Beer in Berlin: Lindenbräu, Sony Centre, Potsdamer Platz
Potsdamer Platz is one of the many places in Berlin steeped in history and symbolism. It was the most important traffic intersections in Berlin from German unification in 1871 until the Second World War, hosting department stores, hotels and beer halls. It was so busy that in 1924 it gained one of the first traffic light systems in continental Europe.
The buildings in the area were almost entirely flattened by the end of the Battle for Berlin. After the war the border of East and West Berlin ran straight through it, so that the Berlin Wall bisected it from 1961 to 1989. Potsdamer Platz has since been rebuilt with a number of large buildings, including the Sony Centre, which includes parts of the old Hotel Esplanade amongst a cinema and film museum under a huge and striking roof.
Also in the Sony Centre is Lindenbräu, a three storey brewpub with a brewkit in the middle of the building. After a morning exploring some of the interesting but thought-provoking historical sights in the area, a drink was welcome. We sat on the second floor, by the closed roof terrace (it was a cold afternoon) and enjoyed the house Weissbeir.
The beer was refeshingly lemony and tart; very enjoyable for a style of beer that I’m not usually that interested in. We didn’t stay for food but saw what others had ordered. The speciality of many of Berlin’s brewpubs seems to be the Schweinshaxe, generous helpings of pork knuckle, and the examples we saw here looked excellent, with some very crispy skin.

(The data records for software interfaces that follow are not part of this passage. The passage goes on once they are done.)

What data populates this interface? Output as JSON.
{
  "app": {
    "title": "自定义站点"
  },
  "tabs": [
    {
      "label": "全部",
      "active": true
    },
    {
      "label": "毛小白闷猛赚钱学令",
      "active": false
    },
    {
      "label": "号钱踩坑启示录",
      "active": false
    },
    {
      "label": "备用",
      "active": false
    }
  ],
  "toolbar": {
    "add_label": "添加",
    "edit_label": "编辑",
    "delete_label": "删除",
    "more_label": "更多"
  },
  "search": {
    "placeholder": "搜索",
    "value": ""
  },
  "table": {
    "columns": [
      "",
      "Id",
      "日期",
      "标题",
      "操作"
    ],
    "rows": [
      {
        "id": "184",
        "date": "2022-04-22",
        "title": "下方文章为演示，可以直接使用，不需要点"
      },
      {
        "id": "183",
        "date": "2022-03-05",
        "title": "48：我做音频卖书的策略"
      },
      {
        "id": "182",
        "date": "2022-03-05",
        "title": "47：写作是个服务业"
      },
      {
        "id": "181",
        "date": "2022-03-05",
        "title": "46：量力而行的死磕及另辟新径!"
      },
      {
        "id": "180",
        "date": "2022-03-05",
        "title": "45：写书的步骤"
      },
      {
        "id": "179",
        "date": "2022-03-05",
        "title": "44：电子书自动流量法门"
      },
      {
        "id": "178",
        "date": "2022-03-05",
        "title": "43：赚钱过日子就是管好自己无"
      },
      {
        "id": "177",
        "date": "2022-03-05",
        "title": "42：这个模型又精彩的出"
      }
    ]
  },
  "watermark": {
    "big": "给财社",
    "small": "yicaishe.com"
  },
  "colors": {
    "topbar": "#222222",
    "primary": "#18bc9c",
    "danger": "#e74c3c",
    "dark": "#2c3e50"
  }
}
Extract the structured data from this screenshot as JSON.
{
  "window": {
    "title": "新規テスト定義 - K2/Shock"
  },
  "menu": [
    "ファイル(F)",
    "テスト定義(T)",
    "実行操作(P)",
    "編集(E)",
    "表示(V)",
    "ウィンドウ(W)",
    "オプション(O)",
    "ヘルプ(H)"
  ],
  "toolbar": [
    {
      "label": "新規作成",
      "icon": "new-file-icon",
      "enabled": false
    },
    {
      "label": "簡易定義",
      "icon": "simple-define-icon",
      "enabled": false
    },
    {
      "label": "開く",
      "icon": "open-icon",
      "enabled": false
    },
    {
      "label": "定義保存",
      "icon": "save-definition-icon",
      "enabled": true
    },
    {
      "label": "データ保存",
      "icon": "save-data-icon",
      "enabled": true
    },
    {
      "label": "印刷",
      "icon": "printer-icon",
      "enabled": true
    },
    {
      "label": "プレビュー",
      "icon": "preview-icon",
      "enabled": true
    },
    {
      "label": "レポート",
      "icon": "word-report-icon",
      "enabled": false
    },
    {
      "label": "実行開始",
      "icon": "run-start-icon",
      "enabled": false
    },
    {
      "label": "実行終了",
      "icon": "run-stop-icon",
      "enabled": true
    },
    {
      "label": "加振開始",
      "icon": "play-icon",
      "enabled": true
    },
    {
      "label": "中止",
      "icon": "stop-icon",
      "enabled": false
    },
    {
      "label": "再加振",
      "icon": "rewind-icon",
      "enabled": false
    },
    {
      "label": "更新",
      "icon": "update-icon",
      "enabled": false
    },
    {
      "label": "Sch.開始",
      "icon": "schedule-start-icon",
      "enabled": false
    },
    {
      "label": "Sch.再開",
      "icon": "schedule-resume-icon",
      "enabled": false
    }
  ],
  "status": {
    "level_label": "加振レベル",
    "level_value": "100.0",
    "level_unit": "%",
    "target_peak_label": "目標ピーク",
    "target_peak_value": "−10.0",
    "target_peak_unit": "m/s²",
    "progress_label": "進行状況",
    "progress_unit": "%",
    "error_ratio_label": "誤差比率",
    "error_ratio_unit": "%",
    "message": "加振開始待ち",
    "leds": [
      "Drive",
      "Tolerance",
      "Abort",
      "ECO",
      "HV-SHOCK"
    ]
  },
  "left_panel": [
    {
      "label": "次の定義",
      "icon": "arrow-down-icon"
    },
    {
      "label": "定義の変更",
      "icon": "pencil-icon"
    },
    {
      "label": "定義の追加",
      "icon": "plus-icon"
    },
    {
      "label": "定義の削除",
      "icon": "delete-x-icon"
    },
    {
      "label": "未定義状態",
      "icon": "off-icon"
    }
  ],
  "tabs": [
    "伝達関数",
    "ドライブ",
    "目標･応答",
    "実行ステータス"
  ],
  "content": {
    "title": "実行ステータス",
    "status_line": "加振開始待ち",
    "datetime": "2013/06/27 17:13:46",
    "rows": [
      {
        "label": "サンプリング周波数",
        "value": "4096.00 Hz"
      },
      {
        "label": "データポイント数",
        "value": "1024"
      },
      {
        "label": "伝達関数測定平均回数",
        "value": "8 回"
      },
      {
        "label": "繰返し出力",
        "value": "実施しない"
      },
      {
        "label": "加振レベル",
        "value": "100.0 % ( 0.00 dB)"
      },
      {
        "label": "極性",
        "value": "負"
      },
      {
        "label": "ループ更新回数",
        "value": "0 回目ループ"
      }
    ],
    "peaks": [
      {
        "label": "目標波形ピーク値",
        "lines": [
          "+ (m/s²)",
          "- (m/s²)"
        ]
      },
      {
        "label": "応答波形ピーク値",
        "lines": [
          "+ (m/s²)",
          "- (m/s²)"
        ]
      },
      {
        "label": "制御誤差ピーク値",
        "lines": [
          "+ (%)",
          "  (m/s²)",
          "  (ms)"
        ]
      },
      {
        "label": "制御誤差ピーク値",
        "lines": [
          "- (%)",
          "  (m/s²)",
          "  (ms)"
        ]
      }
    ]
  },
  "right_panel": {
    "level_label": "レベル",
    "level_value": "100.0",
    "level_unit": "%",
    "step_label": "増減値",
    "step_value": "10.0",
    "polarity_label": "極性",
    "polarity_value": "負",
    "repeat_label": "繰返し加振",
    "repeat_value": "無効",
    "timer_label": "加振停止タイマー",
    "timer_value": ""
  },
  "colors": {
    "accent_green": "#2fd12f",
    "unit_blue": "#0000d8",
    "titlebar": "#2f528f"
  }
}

Lindenbräu had a limited selection of beers, so I’m not sure it would be worth a special trip, but it’s a good place to refuel when you’re sightseeing around Mitte and the Tiergarten.